Osseous, aqueous, cardiac, hepatic— back from bone the echoes stroke, back from the halved heart, the lungs three years of weightlessness have cinched to gills. From a leather chaise, the astronaut’s withered legs dangle, as back they come, sounds a beaked percussion hammer startles into shape. The physician cocks his head and taps—exactly as a splitter halves his slate, the metamorphic rock chisel-shocked, then shocked again, halved and halved, until a roof appears, black as space. I’m gaining ground, he says, the astronaut, who knows, from space, earth is just a blue-green glow, a pilot light he circled once, lifted, swiftly flown above the rafters and atmospheres, half himself and half again some metamorphic click, extinct as memory. I’m gaining ground, he says, and back it comes, his glint of cloud-crossed world: a pilot light or swaddled leaf, green in the season’s infancy.
How, Alan Turing thought, does the soft-walled,
jellied, symmetrical cell
become the asymmetrical horse? It was just before dusk,

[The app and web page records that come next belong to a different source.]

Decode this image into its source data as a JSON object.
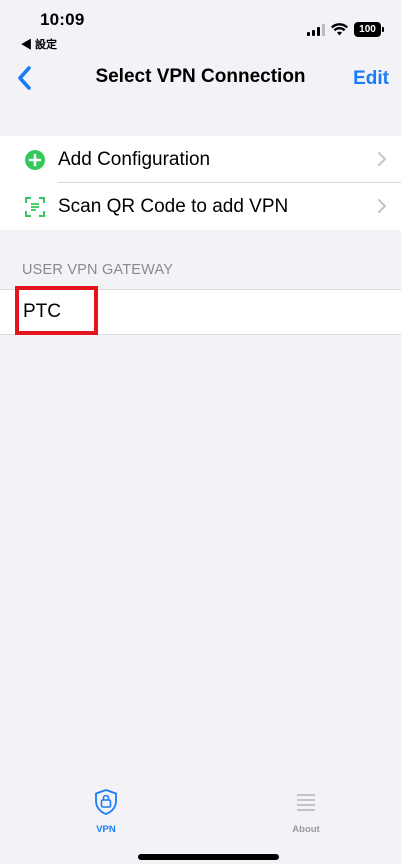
{
  "status_bar": {
    "time": "10:09",
    "back_label": "◀ 設定",
    "battery": "100"
  },
  "nav": {
    "title": "Select VPN Connection",
    "edit_label": "Edit"
  },
  "config_rows": [
    {
      "label": "Add Configuration",
      "icon": "plus-circle-icon",
      "icon_color": "#34c759"
    },
    {
      "label": "Scan QR Code to add VPN",
      "icon": "qr-scan-icon",
      "icon_color": "#34c759"
    }
  ],
  "gateway_section": {
    "header": "USER VPN GATEWAY",
    "items": [
      {
        "label": "PTC"
      }
    ]
  },
  "tabbar": {
    "tabs": [
      {
        "label": "VPN",
        "icon": "shield-lock-icon",
        "active": true
      },
      {
        "label": "About",
        "icon": "list-icon",
        "active": false
      }
    ]
  },
  "colors": {
    "accent": "#1a7cf5",
    "highlight": "#e3141b",
    "background": "#f2f2f7"
  }
}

the sun’s last shafts doubling the fence posts,
all the dark mares on their dark shadows. It was just
after Schrodinger’s What is Life,
not long before Watson, Franklin, Crick, not long before
supper. How does a chemical soup,
he asked, give rise to a biological pattern? And how
does a pattern shift, an outer ear
gradually slough its fur, or a shorebird’s stubby beak
sharpen toward the trout?
He was halfway between the War’s last enigmas
and the cyanide apple—two bites—
that would kill him. Halfway along the taut wires
that hummed between crime
and pardon, indecency and privacy. How do solutions,
chemical, personal, stable, unstable,
harden into shapes? And how do shapes break?
What slips a micro-fissure
across a lightless cell, until time and matter
double their easy bickering? God?
Chance? A chemical shudder? He was happy and not,
tired and not, humming a bit
with the fence wires. How does a germ split to a self?
And what is a—We are not our acts
and remembrances, Schrodinger wrote. Should something—
God, chance, a chemical shudder?—
sever us from all we have been, still it would not kill us.
It was just before dusk, his segment
of earth slowly ticking toward night. Like time, he thought,
we are almost erased by rotation,
as the dark, symmetrical planet lifts its asymmetrical cargo
up to the sunset: horses, ryegrass—
In no case, then, is there a loss of personal existence to
marten, whitethroat, blackbird,
lark—nor will there ever be.